* **Problem requirements**
Whenever a line in the material below contains "java", copy that line.

* **Provided records**
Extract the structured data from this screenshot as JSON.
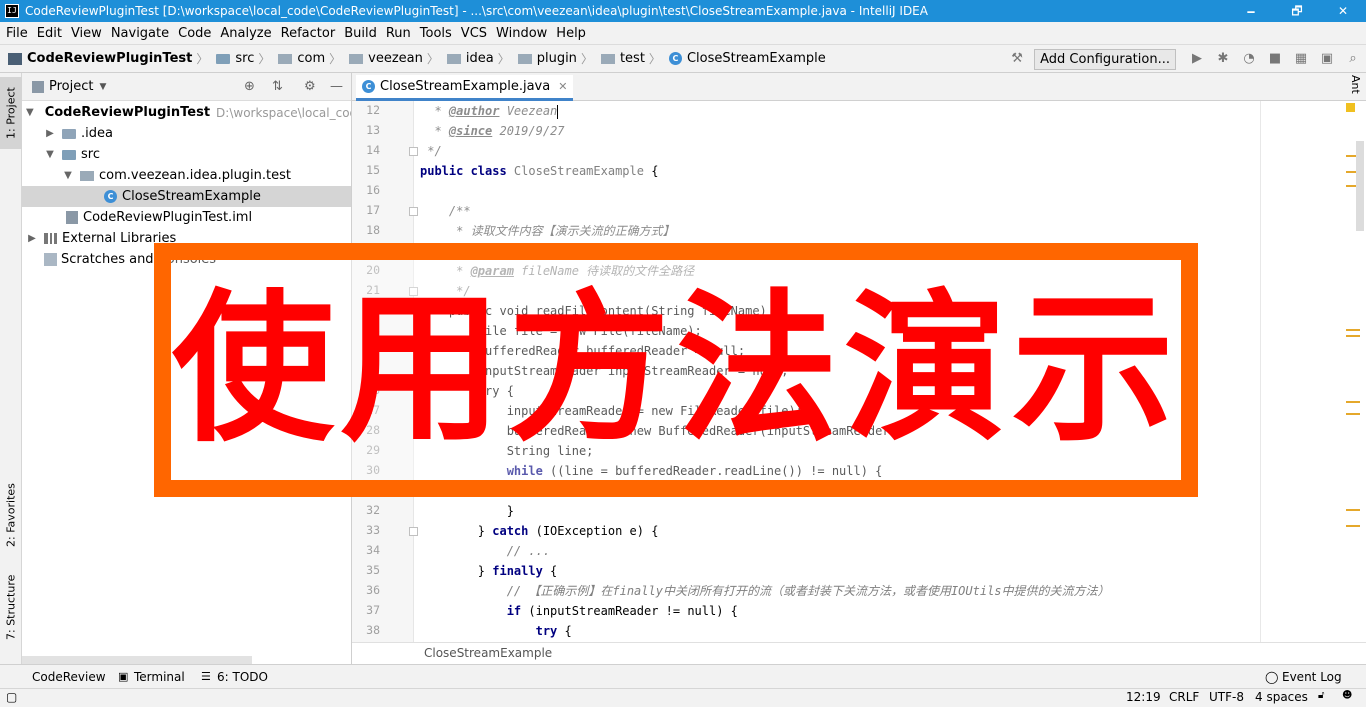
{
  "window": {
    "app_icon": "IJ",
    "title": "CodeReviewPluginTest [D:\\workspace\\local_code\\CodeReviewPluginTest] - ...\\src\\com\\veezean\\idea\\plugin\\test\\CloseStreamExample.java - IntelliJ IDEA",
    "minimize": "🗕",
    "maximize": "🗗",
    "close": "✕"
  },
  "menu": [
    "File",
    "Edit",
    "View",
    "Navigate",
    "Code",
    "Analyze",
    "Refactor",
    "Build",
    "Run",
    "Tools",
    "VCS",
    "Window",
    "Help"
  ],
  "breadcrumbs": [
    "CodeReviewPluginTest",
    "src",
    "com",
    "veezean",
    "idea",
    "plugin",
    "test",
    "CloseStreamExample"
  ],
  "toolbar": {
    "add_configuration": "Add Configuration..."
  },
  "left_strip": {
    "project_tab": "1: Project",
    "favorites_tab": "2: Favorites",
    "structure_tab": "7: Structure"
  },
  "project_panel": {
    "title": "Project",
    "tree": [
      {
        "label": "CodeReviewPluginTest",
        "extra": "D:\\workspace\\local_code"
      },
      {
        "label": ".idea"
      },
      {
        "label": "src"
      },
      {
        "label": "com.veezean.idea.plugin.test"
      },
      {
        "label": "CloseStreamExample"
      },
      {
        "label": "CodeReviewPluginTest.iml"
      },
      {
        "label": "External Libraries"
      },
      {
        "label": "Scratches and Consoles"
      }
    ]
  },
  "editor": {
    "tab_label": "CloseStreamExample.java",
    "line_numbers": [
      "12",
      "13",
      "14",
      "15",
      "16",
      "17",
      "18",
      "",
      "20",
      "21",
      "22",
      "23",
      "24",
      "25",
      "26",
      "27",
      "28",
      "29",
      "30",
      "",
      "32",
      "33",
      "34",
      "35",
      "36",
      "37",
      "38"
    ],
    "lines": {
      "l12_tag": "@author",
      "l12_text": " Veezean",
      "l13_tag": "@since",
      "l13_text": " 2019/9/27",
      "l14": " */",
      "l15_kw": "public class ",
      "l15_cls": "CloseStreamExample",
      "l15_rest": " {",
      "l17": "    /**",
      "l18": "     * 读取文件内容【演示关流的正确方式】",
      "l20_pre": "     * ",
      "l20_tag": "@param",
      "l20_rest": " fileName 待读取的文件全路径",
      "l21": "     */",
      "l22": "    public void readFileContent(String fileName) {",
      "l23": "        File file = new File(fileName);",
      "l24": "        BufferedReader bufferedReader = null;",
      "l25": "        InputStreamReader inputStreamReader = null;",
      "l26": "        try {",
      "l27": "            inputStreamReader = new FileReader(file);",
      "l28": "            bufferedReader = new BufferedReader(inputStreamReader);",
      "l29": "            String line;",
      "l30_kw": "            while",
      "l30_rest": " ((line = bufferedReader.readLine()) != null) {",
      "l32": "            }",
      "l33_pre": "        } ",
      "l33_kw": "catch",
      "l33_rest": " (IOException e) {",
      "l34": "            // ...",
      "l35_pre": "        } ",
      "l35_kw": "finally",
      "l35_rest": " {",
      "l36": "            // 【正确示例】在finally中关闭所有打开的流（或者封装下关流方法，或者使用IOUtils中提供的关流方法）",
      "l37_kw": "            if",
      "l37_rest": " (inputStreamReader != null) {",
      "l38_kw": "                try",
      "l38_rest": " {"
    },
    "breadcrumb": "CloseStreamExample"
  },
  "overlay_text": "使用方法演示",
  "right_strip": {
    "ant_tab": "Ant"
  },
  "bottom_tools": {
    "code_review": "CodeReview",
    "terminal": "Terminal",
    "todo": "6: TODO",
    "event_log": "Event Log"
  },
  "status": {
    "position": "12:19",
    "line_sep": "CRLF",
    "encoding": "UTF-8",
    "indent": "4 spaces"
  },
  "colors": {
    "titlebar": "#1e8fd8",
    "overlay_border": "#ff6600",
    "overlay_text": "#ff0000",
    "keyword": "#000080"
  }
}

* **Result for this exercise**
    "title": "CodeReviewPluginTest [D:\\workspace\\local_code\\CodeReviewPluginTest] - ...\\src\\com\\veezean\\idea\\plugin\\test\\CloseStreamExample.java - IntelliJ IDEA",
    "tab_label": "CloseStreamExample.java",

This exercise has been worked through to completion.